2019 was a strange season for Sean Newcomb. He entered the season with a reasonably firm grip on a rotation spot, but after just three starts of allowing 6 combined runs in 12.1 innings the Braves decided a change of scenery would do him some good. Newcomb transitioned into a bullpen role where he turned in seven straight scoreless appearances and really found his groove. Let’s take a look back at this roller coaster of a season for him.
Statline: 55 games, 4 starts, 3.16 ERA, 4.24 FIP, 4.61 xFIP, 4.46 SIERA, 8.56 K/9, 3.82 BB/9, 0.4 fWAR
What went right?
Newcomb has long been lauded as one of the highest ceiling prospect arms out there. However, he is also well known for his ability to pile up pitches in a hurry. So, a move to the bullpen was a natural solution right? Well it’s not actually that simple.

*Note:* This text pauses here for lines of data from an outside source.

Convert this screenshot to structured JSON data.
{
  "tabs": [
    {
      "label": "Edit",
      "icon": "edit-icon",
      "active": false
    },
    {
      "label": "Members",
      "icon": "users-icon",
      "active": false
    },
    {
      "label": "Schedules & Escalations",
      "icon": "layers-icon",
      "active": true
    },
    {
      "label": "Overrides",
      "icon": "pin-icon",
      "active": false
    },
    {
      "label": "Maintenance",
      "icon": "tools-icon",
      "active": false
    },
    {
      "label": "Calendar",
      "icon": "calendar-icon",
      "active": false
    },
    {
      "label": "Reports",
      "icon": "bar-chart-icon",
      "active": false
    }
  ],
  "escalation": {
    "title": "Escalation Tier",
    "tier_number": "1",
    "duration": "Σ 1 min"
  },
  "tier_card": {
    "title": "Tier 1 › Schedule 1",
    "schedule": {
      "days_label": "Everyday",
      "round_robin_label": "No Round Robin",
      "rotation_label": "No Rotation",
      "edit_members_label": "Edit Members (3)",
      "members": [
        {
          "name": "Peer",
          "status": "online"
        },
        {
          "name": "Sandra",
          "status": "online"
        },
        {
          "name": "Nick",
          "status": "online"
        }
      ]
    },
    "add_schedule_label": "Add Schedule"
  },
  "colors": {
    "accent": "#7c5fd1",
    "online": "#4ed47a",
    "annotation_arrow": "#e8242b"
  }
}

Newcomb also tends to walk guys in bunches which is absolutely terrifying in short appearances. Thankfully, Newcomb was able to find a repeatable delivery with more consistency in his release point and as a result threw strikes when he needed to.

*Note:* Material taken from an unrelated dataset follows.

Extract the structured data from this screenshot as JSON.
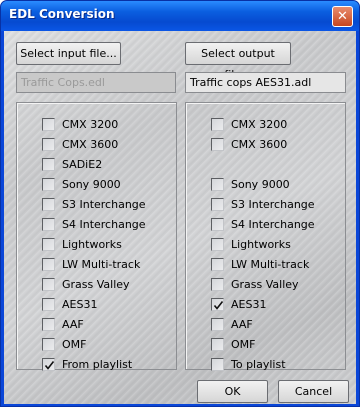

Here is a running line on Newk’s horizontal release point. You’ll see how much his release point has dropped since coming into the league:
Now, take a look at his vertical release point and notice how much more consistent it became in 2019. Notice the flatter lines with less variation (aside from a spike in his changeup release):
Nobody just magically gets better by moving into the bullpen. As you can see Newcomb made some solid adjustments to get more consistent deliveries and his stuff has always been good. It’s just by fate that the adjustments coincided with a move to the pen.
What went wrong?
More things went right for Newcomb than wrong this season, but you also have to put in perspective that the Braves traded (arguably) one of the five best defensive shortstops to ever play baseball for a young reliever. Not to say that they knew Newcomb would struggle as much to begin with, but Simmons is far more of a sure thing than Newcomb was/is. Regardless, that is in the past and the Braves have to be pleased knowing that they have a solid left-handed relief option that could be stretched out and started if needed. They also likely would enjoy seeing Newk’s strikeout numbers come up just a bit.
Newcomb will almost assuredly be a part of this team if he isn’t traded this offseason. That is definitely a possibility, however unlikely, with the pitching surplus Atlanta has pounding on the Major League figurative door. It might also be interesting to note that Newcomb is also a candidate to return to the rotation if the Braves were to decline Julio Teheran’s team option this offseason. That also seems unlikely though with so many young starters striving for their first chance. With almost 90% certainty, Newcomb will return next season in the seventh inning/extended relief role.